I don’t really do football.
My only prior knowledge of the sport comes from high school, where all the action was at the snack stand, not on the field. My first college football game last fall was marred by this inexperience. In an innocent yet fatal moment, I decided to take a seat in the student section.
I wanted to blend in at the game — an obvious freshman, but desperately hoping to seem older. I put on my carefully selected Cal outfit, stuck a bear paw tattoo on my cheek and anxiously walked to the student section for kickoff.
My friends and I were a tight pack in a crowded student section. We attempted to decode what “roll on you bears” meant as we shouted it and fumbled through the California spell out — which I apparently should have paid attention to at CalSO. As the second half neared, our voices were tired, and our legs were, too. So, naturally, I sat down to rest.
Immediately a booming voice shouted, “It’s the first freshman of the year everybody! One … Two … Three …”
My head swiveled around looking for the poor freshman this mystery voice was referring to. The crowd turned their backs to the game and bowed their heads as I looked up, meeting the eyes of my accusers perched above me.
Then it came, blaring loudly and only growing: “Freshman stand up, freshman stand up …”
Their demands were clear: I was supposed to stand up. Instead, I froze. Sweat was pooling on my glowing red face. The chanting didn’t stop until my friends, who looked as horrified as I felt, yanked me up onto my feet.
I was again staring at the back of heads and listening to cheers that, thankfully, weren’t directed at me. The crowd had moved on to its next victim. But the high school prima donna that lingered in my new college self couldn’t get over the embarrassment. Luckily, half time was near. I escaped from Memorial Stadium.
In the weeks after, I tried to process my game day humiliation. The peer pressure to remain standing in the student section was ridiculous, uncalled for, stupid, dumb and lame, I told friends. They, too, needed to know about the senseless demands of the student section.
Each week, I spent less and less time at the games. I quickly learned that when older students lauded the glory of game day, they weren’t necessarily referring to the football game itself. Soon, my game days began hours before the first whistle, with 10 a.m. mimosas and deafening music. By game time, with a post-tailgate sway in my step, the thought of standing for hours in the hot sun sounded near impossible. Eventually, I stopped caring about the money I lost on a season pass. I didn’t attend the games at all.
More than a year later, as Cal took on UCLA last week, I finally broke out of my game day trend.
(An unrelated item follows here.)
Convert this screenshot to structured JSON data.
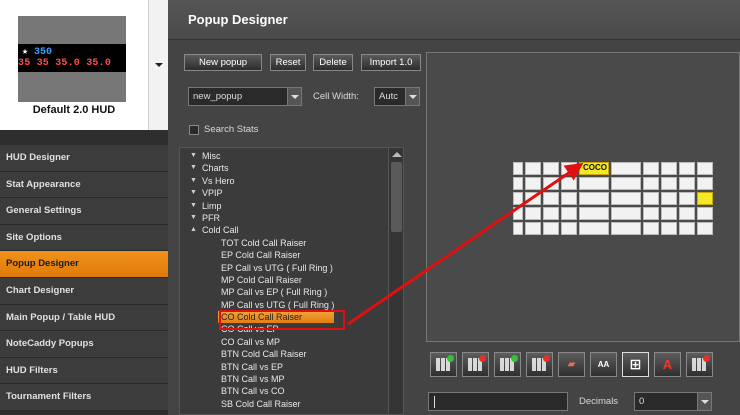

I begrudgingly entered the stadium with a group of friends who faithfully stand for every minute of every play. Equipped with my newfound sophomore maturity, I wanted to put an earnest effort into enjoying the game with them. I cheered loudly and unabashedly. Two quarters in, I realized that my feet and legs didn’t hurt.
Without my freshman self-consciousness, I was no longer prohibited from screaming at the loudest capacity my 5-foot-5 frame can handle. Surely, if I can run into fraternities and dance on tables to Pitbull in the name of the Golden Bears, I can stand and cheer in the stadium to the sounds of the Cal Band.
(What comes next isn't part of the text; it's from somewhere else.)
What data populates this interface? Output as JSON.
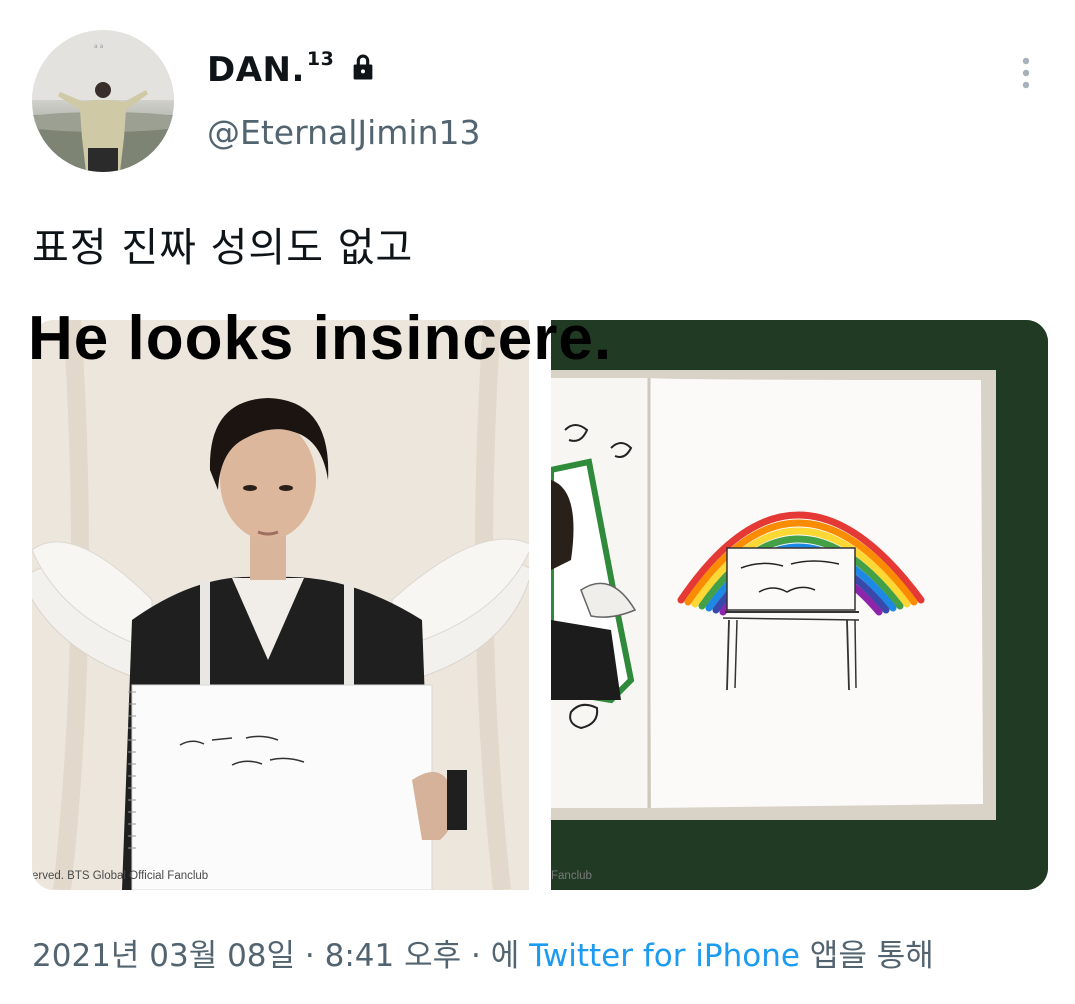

In fact, the overwhelming spirit and packed stands of standing students is really more of a national college football trend and not just a Cal practice. Upholding this tradition of fan support has less to do with the effect it has on our football team and more to do with the message it sends. Standing throughout the highs and lows of a particular game shows the love we students have for our university. Standing through never-ending lows of a season like last year shows our unwavering commitment and resilience — two traits driven into our core as public university students. To those who have a hard time breaking away from Piedmont Avenue: I understand.
Every weekend, I promise myself that when “Timber” ends, I’ll leave. But then a “Sweet Caroline” sing-along breaks out, and the cycle of “just five more minutes” continues. Admittedly, I only avoided fraternities last weekend so that I could spend my night in Moffitt headache free. I’m lucky this forced me to give the game a second chance.
To permanently break the “five more minute” cycle, I’m approaching the next game day with a set of commitments and compromises. After one hour my iPhone alarm will ring, and no matter what song is playing, I’ll make my way toward the stadium. I will proudly claim my spot in the student section and stand tall.
I won’t repeat my freshman mistake and sit down — at least, not in the student section. I’ll cheer for as long and as hard as I can before receding a few rows back for a rest.
Update 10/24/14: This personal essay had been updated to include four paragraphs of the story that were previously omitted.